EASE Yourself out of Loneliness

Anyone who has suffered from loneliness, knows how debilitating it can feel, and how tough it is to overcome. A top social neuroscientist explains why the misconception of loneliness can lead us to seek the wrong solutions, and proposes some simple steps to help.
lonelinessPsychologists believe that loneliness triggers our fight or flight survival mechanism; we become hyper-vigilant, alert to social threats, and more concerned with self-preservation than social interaction. We practise ‘social evasion’, staying on the sidelines, away from people, because we don’t know if we can trust them.
This can make it difficult to break the loneliness cycle.

How can we overcome loneliness?

Professor John T. Cacioppo was a social neuroscientist at the University of Chicago, who conducted pioneering research on the effects of loneliness and social isolation on people’s health. He explains why some well-meant fixes won’t work, and suggests some practical steps that will.

Cacioppo says one of the biggest misunderstandings is what loneliness is. People equate it with being alone, and that drives them to seek the wrong solutions. Loneliness is a feeling of being ‘disconnected’ from the people around you; there’s a significant difference between being alone and feeling alone. Being with others doesn’t mean you’re going to feel connected, just as being alone doesn’t mean you’re going to feel lonely.

For this reason, he says that simply putting people together, creating opportunities for social interaction, won’t necessarily help reduce loneliness. Freshers’ week is a classic example isn’t it? Those well-intentioned activities, all-night clubbing and limitless free drinks still couldn’t blank out that excruciating pang of loneliness…because you had no real connections yet, no close friends to share your experience.

Cacioppo explains that it’s not just a question of being with other people, because you can still feel disconnected. Nor is it a matter of getting social support (as often provided for the elderly), which although it can help in practical ways, won’t do much to combat loneliness, because it’s not a mutual relationship, and doesn’t make you feel very good.
His advice for people who feel lonely is to take up volunteering in a field that you enjoy. When you do something for others, you feel good, and valued. People respond to your kindness with gratitude, they are appreciative – you soon discover that people are generally nice to you.

Find out more about volunteering and opportunities in your area.


Cacioppo proposes a proactive approach to overcoming loneliness, based on the acronym EASE:

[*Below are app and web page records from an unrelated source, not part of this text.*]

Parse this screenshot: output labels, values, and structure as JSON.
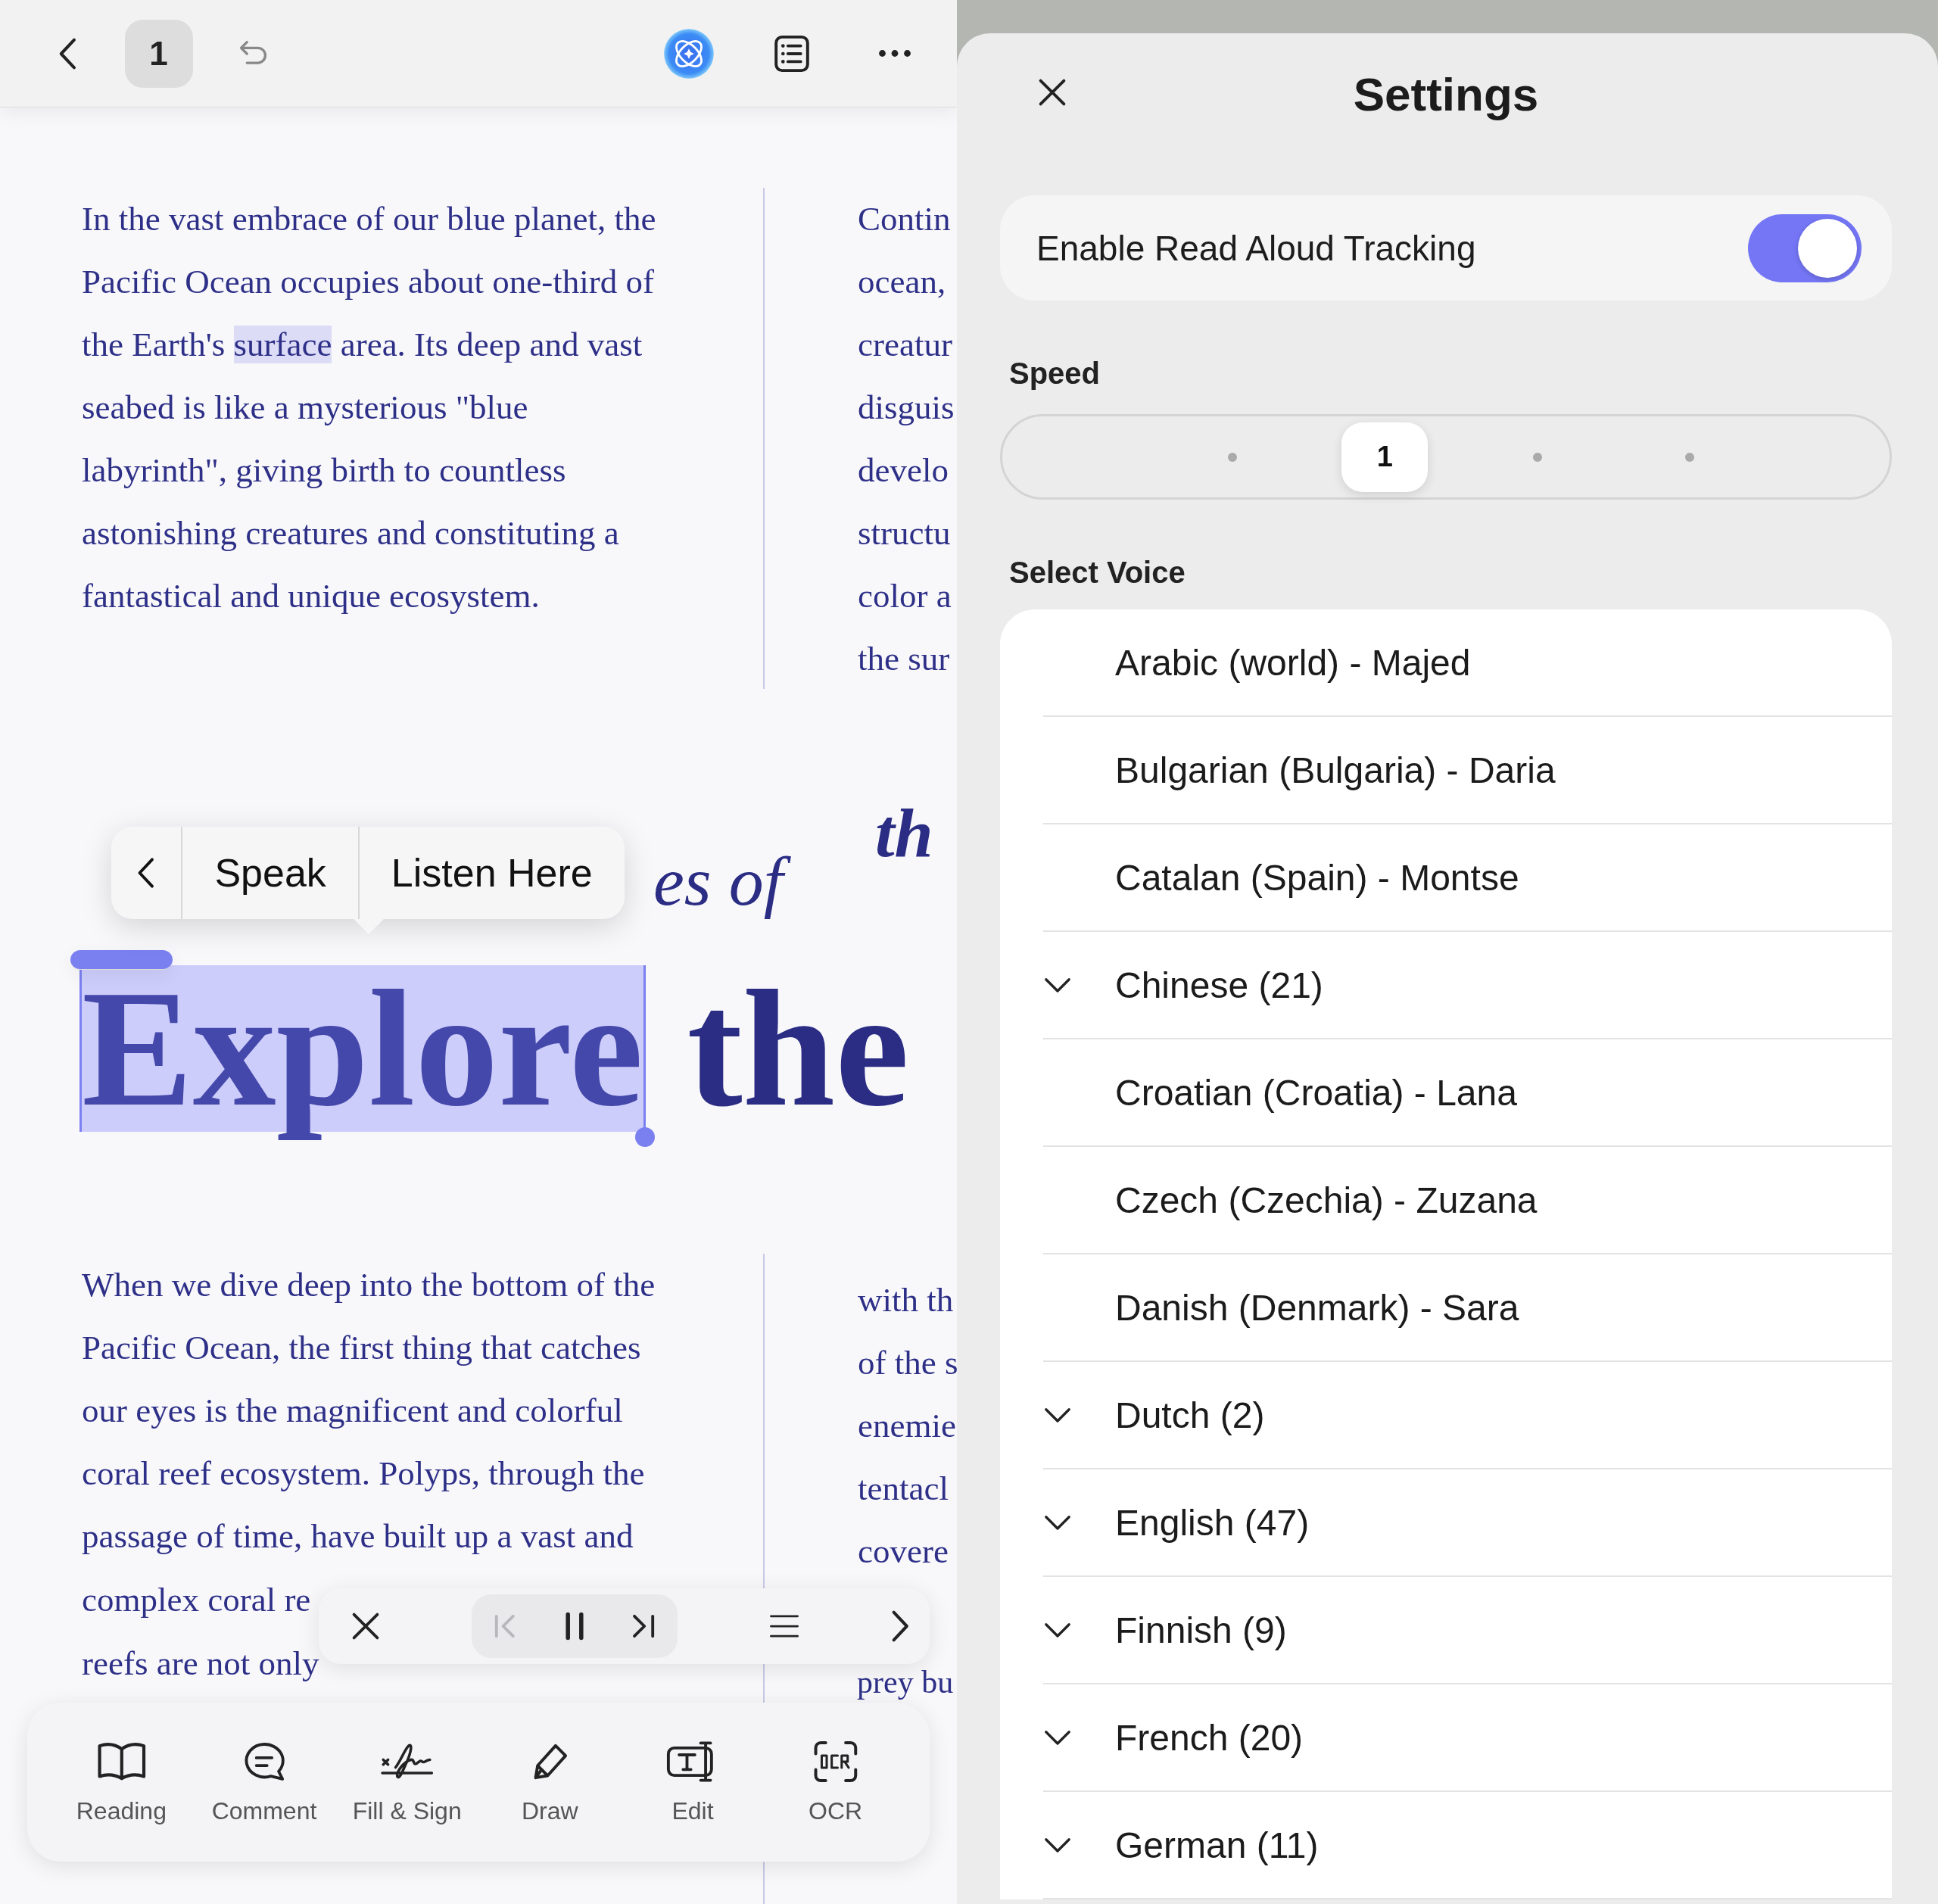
{
  "top_bar": {
    "page_number": "1"
  },
  "document": {
    "top_left_paragraph": {
      "parts": [
        {
          "text": "In the vast embrace of our blue planet, the Pacific Ocean occupies about one-third of the Earth's ",
          "highlighted": false
        },
        {
          "text": "surface",
          "highlighted": true
        },
        {
          "text": " area. Its deep and vast seabed is like a mysterious \"blue labyrinth\", giving birth to countless astonishing creatures and constituting a fantastical and unique ecosystem.",
          "highlighted": false
        }
      ]
    },
    "top_right_lines": [
      "Contin",
      "ocean,",
      "creatur",
      "disguis",
      "develo",
      "structu",
      "color a",
      "the sur"
    ],
    "subtitle_fragments": [
      "es of",
      "th"
    ],
    "heading": [
      {
        "text": "Explore",
        "selected": true
      },
      {
        "text": "the",
        "selected": false
      }
    ],
    "bottom_left_paragraph": "When we dive deep into the bottom of the Pacific Ocean, the first thing that catches our eyes is the magnificent and colorful coral reef ecosystem. Polyps, through the passage of time, have built up a vast and",
    "bottom_left_lines": [
      "complex coral re",
      "reefs are not only"
    ],
    "bottom_right_lines": [
      "with th",
      "of the s",
      "enemie",
      "tentacl",
      "covere"
    ],
    "bottom_right_tail": "prey bu"
  },
  "selection_menu": {
    "items": [
      {
        "kind": "back"
      },
      {
        "kind": "text",
        "label": "Speak"
      },
      {
        "kind": "text",
        "label": "Listen Here"
      }
    ]
  },
  "player": {
    "buttons": [
      {
        "kind": "close",
        "disabled": false
      },
      {
        "kind": "previous",
        "disabled": true
      },
      {
        "kind": "pause",
        "disabled": false
      },
      {
        "kind": "next",
        "disabled": false
      },
      {
        "kind": "list",
        "disabled": false
      },
      {
        "kind": "forward",
        "disabled": false
      }
    ]
  },
  "tools": [
    {
      "kind": "reading",
      "label": "Reading"
    },
    {
      "kind": "comment",
      "label": "Comment"
    },
    {
      "kind": "sign",
      "label": "Fill & Sign"
    },
    {
      "kind": "draw",
      "label": "Draw"
    },
    {
      "kind": "edit",
      "label": "Edit"
    },
    {
      "kind": "ocr",
      "label": "OCR"
    }
  ],
  "settings": {
    "title": "Settings",
    "read_aloud_tracking": {
      "label": "Enable Read Aloud Tracking",
      "on": true
    },
    "speed": {
      "label": "Speed",
      "stops": [
        {
          "selected": false
        },
        {
          "selected": true,
          "label": "1"
        },
        {
          "selected": false
        },
        {
          "selected": false
        }
      ]
    },
    "voice": {
      "label": "Select Voice",
      "items": [
        {
          "kind": "voice",
          "label": "Arabic (world) - Majed"
        },
        {
          "kind": "voice",
          "label": "Bulgarian (Bulgaria) - Daria"
        },
        {
          "kind": "voice",
          "label": "Catalan (Spain) - Montse"
        },
        {
          "kind": "group",
          "label": "Chinese (21)"
        },
        {
          "kind": "voice",
          "label": "Croatian (Croatia) - Lana"
        },
        {
          "kind": "voice",
          "label": "Czech (Czechia) - Zuzana"
        },
        {
          "kind": "voice",
          "label": "Danish (Denmark) - Sara"
        },
        {
          "kind": "group",
          "label": "Dutch (2)"
        },
        {
          "kind": "group",
          "label": "English (47)"
        },
        {
          "kind": "group",
          "label": "Finnish (9)"
        },
        {
          "kind": "group",
          "label": "French (20)"
        },
        {
          "kind": "group",
          "label": "German (11)"
        }
      ]
    }
  }
}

EASE your way back into social connections


Extend yourself

Push yourself – but safely, slowly, a little at a time.

Action plan

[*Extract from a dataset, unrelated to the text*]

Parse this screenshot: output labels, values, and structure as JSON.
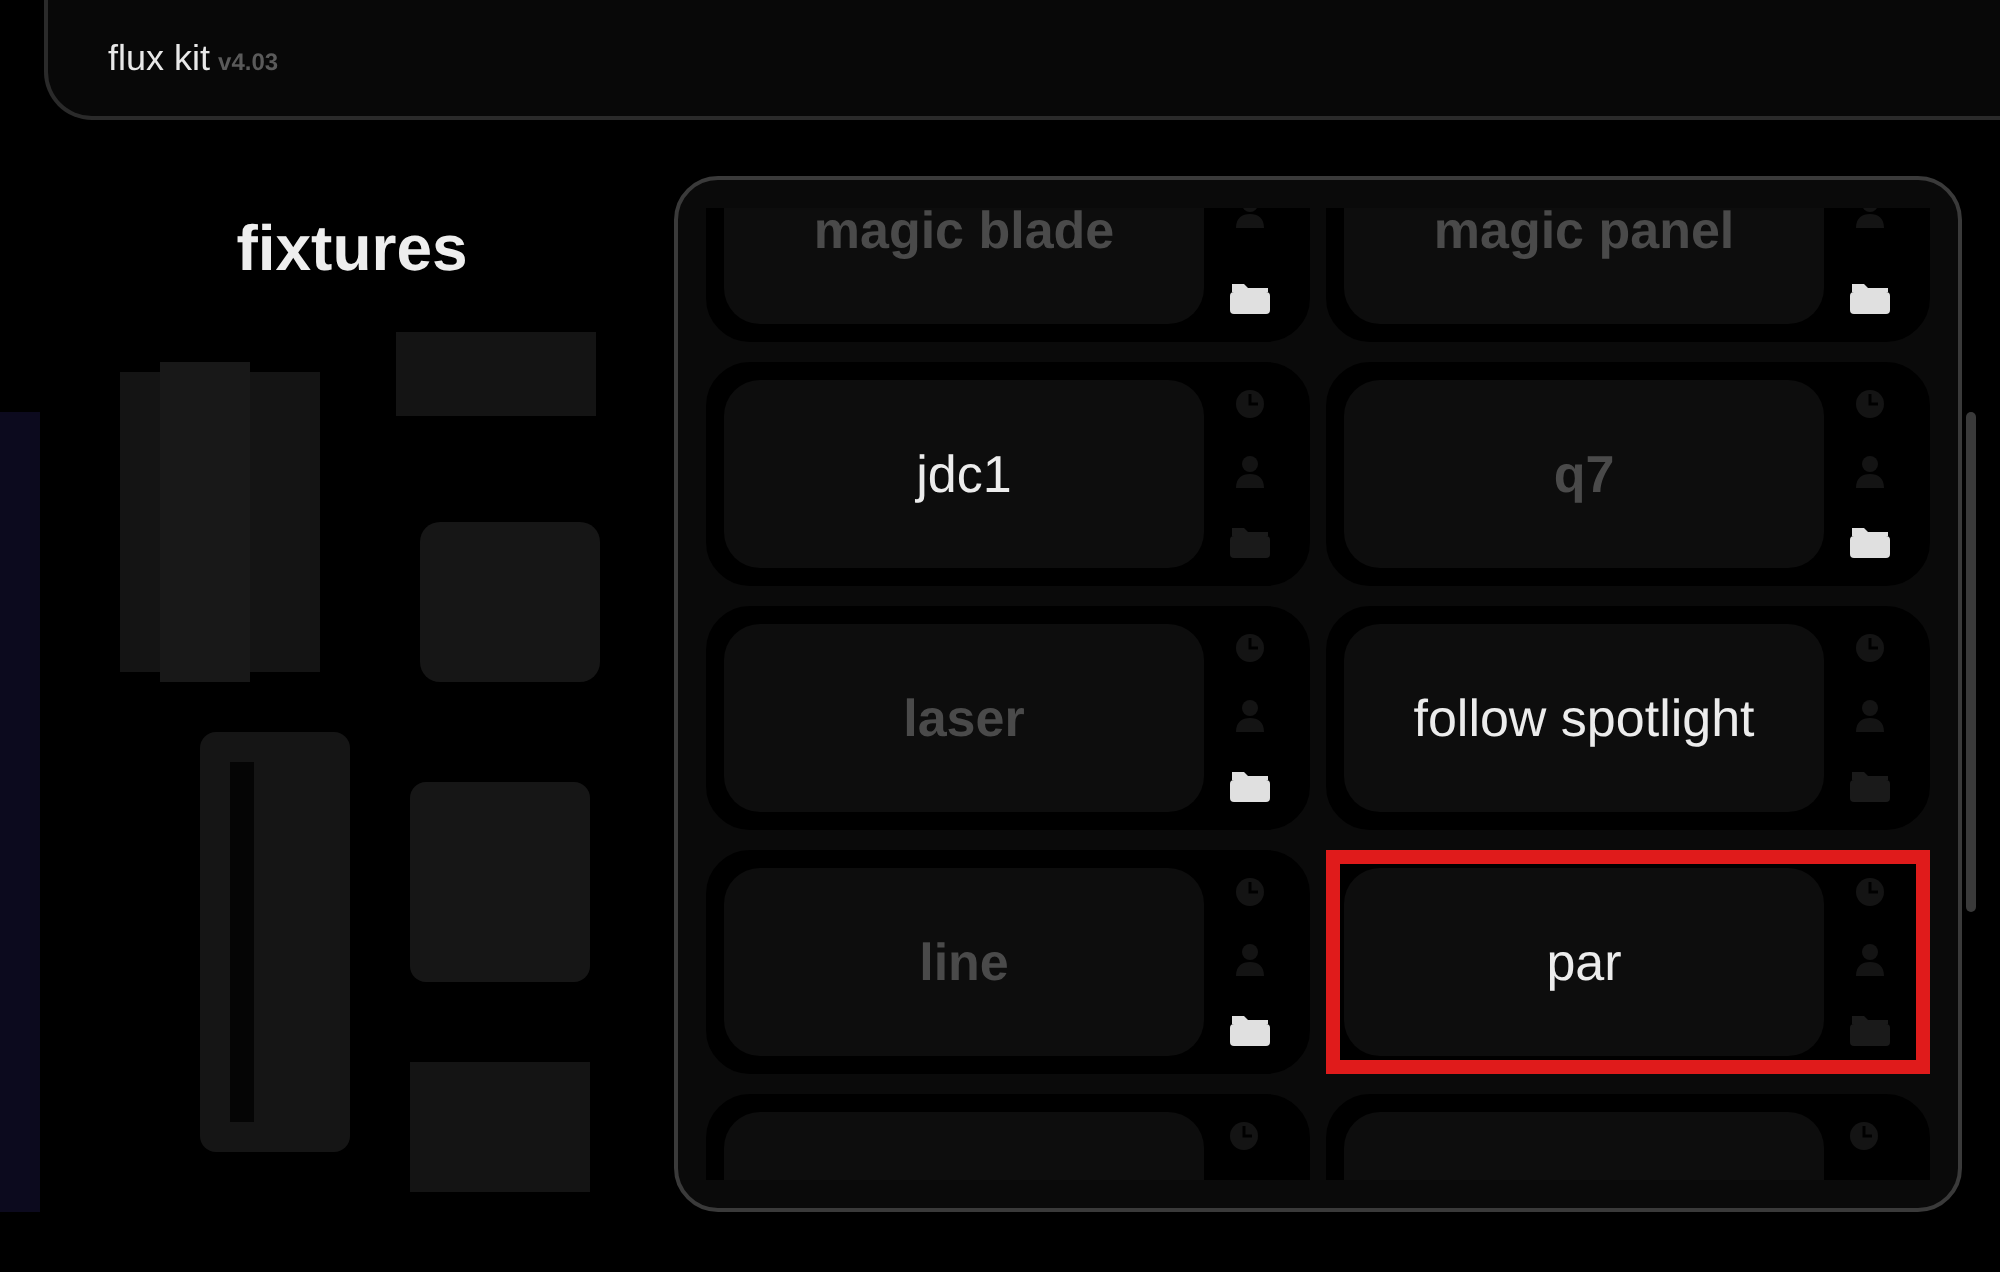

Make a plan. Recognise it’s not going to be easy. It doesn’t matter if most people don’t like you, because that’s no reflection on you, they just have other stuff going on in their lives. Move on, focus on different people; ask questions to get them talking about themselves and their interests.

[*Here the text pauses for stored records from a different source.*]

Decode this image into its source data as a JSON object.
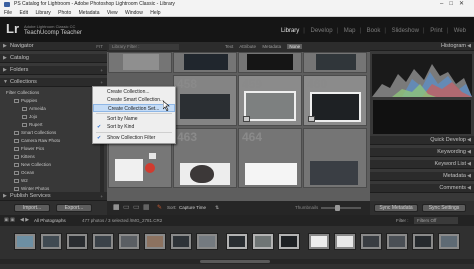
{
  "window": {
    "title": "PS Catalog for Lightroom - Adobe Photoshop Lightroom Classic - Library",
    "controls": [
      "–",
      "□",
      "✕"
    ]
  },
  "menubar": [
    "File",
    "Edit",
    "Library",
    "Photo",
    "Metadata",
    "View",
    "Window",
    "Help"
  ],
  "identity": {
    "logo": "Lr",
    "subtitle": "Adobe Lightroom Classic CC",
    "user": "TeachUcomp Teacher"
  },
  "modules": [
    "Library",
    "Develop",
    "Map",
    "Book",
    "Slideshow",
    "Print",
    "Web"
  ],
  "active_module": "Library",
  "left_panel": {
    "sections": [
      "Navigator",
      "Catalog",
      "Folders",
      "Collections"
    ],
    "navigator_right": "FIT",
    "collections_add": "+",
    "tree": [
      {
        "label": "Filter Collections",
        "indent": 0
      },
      {
        "label": "Puppies",
        "indent": 1
      },
      {
        "label": "Armeida",
        "indent": 2
      },
      {
        "label": "Jojo",
        "indent": 2
      },
      {
        "label": "Rupert",
        "indent": 2
      },
      {
        "label": "Smart Collections",
        "indent": 1
      },
      {
        "label": "Camera Raw Photo",
        "indent": 1
      },
      {
        "label": "Flower Pics",
        "indent": 1
      },
      {
        "label": "Kittens",
        "indent": 1
      },
      {
        "label": "New Collection",
        "indent": 1
      },
      {
        "label": "Ocean",
        "indent": 1
      },
      {
        "label": "W2",
        "indent": 1
      },
      {
        "label": "Winter Photos",
        "indent": 1
      }
    ],
    "publish": "Publish Services"
  },
  "grid": {
    "filter_label": "Library Filter :",
    "filters": [
      "Text",
      "Attribute",
      "Metadata",
      "None"
    ],
    "active_filter": "None",
    "cell_numbers": [
      "457",
      "458",
      "459",
      "460",
      "463",
      "464"
    ]
  },
  "context_menu": {
    "items": [
      {
        "label": "Create Collection...",
        "check": ""
      },
      {
        "label": "Create Smart Collection...",
        "check": ""
      },
      {
        "label": "Create Collection Set...",
        "check": ""
      },
      {
        "label": "Sort by Name",
        "check": ""
      },
      {
        "label": "Sort by Kind",
        "check": "✔"
      },
      {
        "label": "Show Collection Filter",
        "check": "✔"
      }
    ],
    "highlighted": "Create Collection Set..."
  },
  "right_panel": {
    "histogram": "Histogram",
    "sections": [
      "Quick Develop",
      "Keywording",
      "Keyword List",
      "Metadata",
      "Comments"
    ]
  },
  "bottom": {
    "import": "Import...",
    "export": "Export...",
    "sort_label": "Sort:",
    "sort_value": "Capture Time",
    "thumbnails": "Thumbnails",
    "sync_metadata": "Sync Metadata",
    "sync_settings": "Sync Settings"
  },
  "filmstrip": {
    "source": "All Photographs",
    "info": "477 photos / 3 selected /IMG_2781.CR2",
    "filter_label": "Filter :",
    "filter_value": "Filters Off"
  },
  "colors": {
    "accent": "#c5dcf6",
    "panel": "#383838",
    "grid": "#5e5e5e"
  }
}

Seek collectives

People like people who are similar to them, who share their values, interests and activities. You instantly have something in common, which is a solid basis for friendship.
Join a club/team/activity that interests you, to meet like-minded people with a shared passion.

Expect the best

When you follow this guidance, expect the best not the worst. (This mindset will help you overcome your natural hyper-vigilance.) Be open, give people a chance. Going into a social situation with a kind, friendly attitude is more likely to elicit a positive response in return.
Sad boy happy now

Find out more:

How to Deal with Loneliness
Reasons why loneliness is a growing problem in Britain & simple steps to take if you are feeling lonely

‘How Loneliness Begets Loneliness’ – The Atlantic (2017)
‘Loneliness Is Deadly’ – Slate (2013)